After more than two years in the doldrums, conditions are again ripe for a resurgence of mergers and acquisitions. Modest improvements in the general economy have helped, but the primary impact is the current imbalance between supply of investible funds and availability of investment opportunities. For the moment, the advantage goes to the sellers.
The recession has caused corporations to batten down the hatches and build cash positions. Corporate entities are well into the process of completing internal restructurings to reduce costs and trim leverage. As a result, cash as a percentage of total assets is at the highest level in forty years. Some of these businesses are now turning their heads to growth through acquisition.
Financial investors are anxious to put money to work. As discussed in the 2010 Spring edition of IN$IGHT, undrawn cash levels at private equity firms remain at record levels. Many of these firms are running out of time to put their committed funds to work. Faced with the expiration of investor commitments, a more aggressive approach is understandable.
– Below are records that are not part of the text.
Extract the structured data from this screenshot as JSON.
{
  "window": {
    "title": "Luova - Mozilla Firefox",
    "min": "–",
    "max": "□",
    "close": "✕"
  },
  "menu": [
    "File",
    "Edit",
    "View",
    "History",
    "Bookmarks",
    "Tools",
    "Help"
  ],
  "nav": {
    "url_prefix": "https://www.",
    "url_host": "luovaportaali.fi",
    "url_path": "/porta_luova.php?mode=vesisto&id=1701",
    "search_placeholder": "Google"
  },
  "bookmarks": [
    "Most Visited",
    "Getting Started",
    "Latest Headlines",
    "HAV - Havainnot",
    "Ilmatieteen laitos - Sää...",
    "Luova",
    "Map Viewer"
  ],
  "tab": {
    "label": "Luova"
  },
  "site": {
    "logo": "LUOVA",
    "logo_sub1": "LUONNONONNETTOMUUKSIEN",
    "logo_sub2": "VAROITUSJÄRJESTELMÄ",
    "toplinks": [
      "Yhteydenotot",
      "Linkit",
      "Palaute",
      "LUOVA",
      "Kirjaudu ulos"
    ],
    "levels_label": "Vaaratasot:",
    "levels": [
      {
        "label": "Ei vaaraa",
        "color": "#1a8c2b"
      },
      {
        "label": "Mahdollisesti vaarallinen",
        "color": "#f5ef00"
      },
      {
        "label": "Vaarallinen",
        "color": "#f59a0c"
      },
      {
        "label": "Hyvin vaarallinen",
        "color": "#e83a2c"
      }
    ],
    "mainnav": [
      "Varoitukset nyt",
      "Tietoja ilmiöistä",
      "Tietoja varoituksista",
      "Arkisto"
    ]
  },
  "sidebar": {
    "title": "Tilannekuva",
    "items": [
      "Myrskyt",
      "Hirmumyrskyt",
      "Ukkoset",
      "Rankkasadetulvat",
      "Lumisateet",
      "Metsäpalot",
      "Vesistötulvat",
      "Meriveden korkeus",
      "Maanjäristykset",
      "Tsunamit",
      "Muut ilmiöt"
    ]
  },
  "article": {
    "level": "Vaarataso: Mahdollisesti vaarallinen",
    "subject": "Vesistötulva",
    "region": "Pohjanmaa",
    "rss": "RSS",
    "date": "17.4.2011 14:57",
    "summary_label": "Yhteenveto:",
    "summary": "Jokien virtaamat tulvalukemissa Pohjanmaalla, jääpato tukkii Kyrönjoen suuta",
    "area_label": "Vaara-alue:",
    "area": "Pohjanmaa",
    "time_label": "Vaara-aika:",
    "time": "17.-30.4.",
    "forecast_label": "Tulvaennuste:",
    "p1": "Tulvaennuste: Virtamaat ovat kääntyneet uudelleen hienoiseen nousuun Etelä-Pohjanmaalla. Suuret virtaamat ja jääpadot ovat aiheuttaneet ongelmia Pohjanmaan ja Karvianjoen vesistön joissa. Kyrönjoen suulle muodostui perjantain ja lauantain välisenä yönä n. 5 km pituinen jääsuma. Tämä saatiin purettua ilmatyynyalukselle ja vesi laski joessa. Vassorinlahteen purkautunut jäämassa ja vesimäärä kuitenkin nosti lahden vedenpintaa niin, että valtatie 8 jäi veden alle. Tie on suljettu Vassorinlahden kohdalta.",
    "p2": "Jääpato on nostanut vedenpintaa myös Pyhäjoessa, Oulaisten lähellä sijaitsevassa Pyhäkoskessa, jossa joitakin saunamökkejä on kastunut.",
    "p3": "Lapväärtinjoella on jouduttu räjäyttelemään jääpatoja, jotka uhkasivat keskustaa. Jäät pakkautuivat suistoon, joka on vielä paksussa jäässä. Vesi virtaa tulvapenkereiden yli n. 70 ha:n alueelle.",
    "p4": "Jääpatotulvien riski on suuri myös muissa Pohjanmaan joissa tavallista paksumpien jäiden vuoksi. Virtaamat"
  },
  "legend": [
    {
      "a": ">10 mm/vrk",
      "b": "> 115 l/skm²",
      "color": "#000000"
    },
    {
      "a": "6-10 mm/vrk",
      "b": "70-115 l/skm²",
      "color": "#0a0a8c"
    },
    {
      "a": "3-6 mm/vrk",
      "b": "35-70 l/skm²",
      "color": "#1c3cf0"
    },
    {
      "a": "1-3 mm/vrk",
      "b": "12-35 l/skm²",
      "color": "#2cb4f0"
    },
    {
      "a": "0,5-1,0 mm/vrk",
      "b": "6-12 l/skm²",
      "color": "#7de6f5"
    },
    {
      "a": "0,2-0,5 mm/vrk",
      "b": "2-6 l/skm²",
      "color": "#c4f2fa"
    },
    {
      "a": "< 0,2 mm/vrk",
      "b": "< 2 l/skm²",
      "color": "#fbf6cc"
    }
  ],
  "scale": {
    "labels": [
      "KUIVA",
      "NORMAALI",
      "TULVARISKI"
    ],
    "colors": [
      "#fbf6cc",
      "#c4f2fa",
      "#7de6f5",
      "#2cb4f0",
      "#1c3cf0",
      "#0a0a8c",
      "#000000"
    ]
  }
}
Estimates are that over half of current fund commitments will expire by the end of 2012. Given that it usually takes four years to invest a fund and many of these funds have had little or no activity, crunch time has arrived.
The other ingredient that whets the appetite for equity firm investments is the availability of debt to fund a portion of the transaction.
As chronicled in IN$IGHT over the past two years, that spigot has been shut tight. Now, the pipeline has re-opened, with a growing number of transactions occurring at pre-crisis leverage levels and pricing. In a companion article on the front page, we examine the dynamics that have led to the break in the credit dike.
Sellers, on the other hand, have largely sat on the bench for the past couple of years awaiting improved economic conditions. Those families and entrepreneurial founders that had thought the time was right to gain liquidity for their long hard work have put that to the back of their minds. However, the goals of liquidity and wealth diversification haven’t gone away. While this pent up need waits for the opportune time, our government has presented another consideration as capital gains tax rates are scheduled to rise from the current 15% rate to 20% on January 1, 2011. In 2013, the new healthcare law applies Medicare taxes to capital gains. The combination represents over a 60% increase in gains taxes. Many owners are asking themselves what they can do to increase the value of the business to make up for the increased tax burden.
Those few who have recently entered the market have been favorably received. Every private equity firm we have met within the past six weeks has commented on the emergence of strategic buyers, the competition for deals, and the higher prices being paid. This current imbalance of supply and demand is creating a pricing advantage for sellers. The primary beneficiaries of these market conditions have been private equity firms selling portfolio companies. Private company owners have yet to enter the fray to any meaningful degree.
How long the window will stay open remains uncertain but, at present, strong companies are again commanding values reminiscent of pre-crisis levels. Accordingly, owners who are interested in gaining liquidity and diversifying wealth would be well served to accelerate their thinking to take advantage of a compelling market and a more favorable tax environment.